WORK INSTRUCTION:
Scan the entries for lines with the word "센터일정" and copy those lines.

Saved entries:
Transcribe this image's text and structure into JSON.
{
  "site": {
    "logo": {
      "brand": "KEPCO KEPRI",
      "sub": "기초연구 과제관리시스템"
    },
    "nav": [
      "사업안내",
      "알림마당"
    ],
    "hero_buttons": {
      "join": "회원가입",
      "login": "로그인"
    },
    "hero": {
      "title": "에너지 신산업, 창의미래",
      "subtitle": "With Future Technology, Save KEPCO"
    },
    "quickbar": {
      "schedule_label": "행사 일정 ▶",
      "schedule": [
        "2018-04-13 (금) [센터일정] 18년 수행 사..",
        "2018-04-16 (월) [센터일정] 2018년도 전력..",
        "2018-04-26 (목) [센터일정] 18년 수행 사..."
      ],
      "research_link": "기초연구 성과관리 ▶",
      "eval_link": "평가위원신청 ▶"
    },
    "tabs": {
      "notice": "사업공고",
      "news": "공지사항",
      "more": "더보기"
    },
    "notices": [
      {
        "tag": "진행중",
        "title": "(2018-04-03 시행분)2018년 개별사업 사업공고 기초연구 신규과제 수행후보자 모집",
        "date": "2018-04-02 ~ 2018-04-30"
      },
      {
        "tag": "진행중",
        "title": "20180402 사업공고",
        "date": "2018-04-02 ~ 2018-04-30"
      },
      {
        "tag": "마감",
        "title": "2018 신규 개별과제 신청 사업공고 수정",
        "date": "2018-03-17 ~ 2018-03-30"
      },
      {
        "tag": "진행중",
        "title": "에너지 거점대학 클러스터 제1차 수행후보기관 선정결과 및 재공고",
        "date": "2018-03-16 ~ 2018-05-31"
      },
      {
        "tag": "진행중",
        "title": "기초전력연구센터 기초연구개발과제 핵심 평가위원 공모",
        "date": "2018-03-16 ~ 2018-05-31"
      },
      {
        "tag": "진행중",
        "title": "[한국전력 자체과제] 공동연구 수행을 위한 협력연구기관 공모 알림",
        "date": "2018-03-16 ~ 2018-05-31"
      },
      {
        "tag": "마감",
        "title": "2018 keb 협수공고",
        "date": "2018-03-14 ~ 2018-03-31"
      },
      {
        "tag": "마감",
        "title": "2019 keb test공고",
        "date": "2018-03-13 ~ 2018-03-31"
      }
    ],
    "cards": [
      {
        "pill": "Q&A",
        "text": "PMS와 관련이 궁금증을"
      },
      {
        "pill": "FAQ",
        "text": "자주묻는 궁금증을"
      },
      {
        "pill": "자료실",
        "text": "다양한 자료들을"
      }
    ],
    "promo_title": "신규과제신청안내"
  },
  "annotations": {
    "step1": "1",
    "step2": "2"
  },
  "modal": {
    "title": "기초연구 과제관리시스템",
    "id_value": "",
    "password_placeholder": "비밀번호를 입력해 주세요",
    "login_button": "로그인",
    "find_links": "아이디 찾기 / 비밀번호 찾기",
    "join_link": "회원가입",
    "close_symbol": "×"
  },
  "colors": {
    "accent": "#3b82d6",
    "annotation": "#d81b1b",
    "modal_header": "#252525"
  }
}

RESPONSE TO THE EXERCISE:
        "2018-04-13 (금) [센터일정] 18년 수행 사..",
        "2018-04-16 (월) [센터일정] 2018년도 전력..",
        "2018-04-26 (목) [센터일정] 18년 수행 사..."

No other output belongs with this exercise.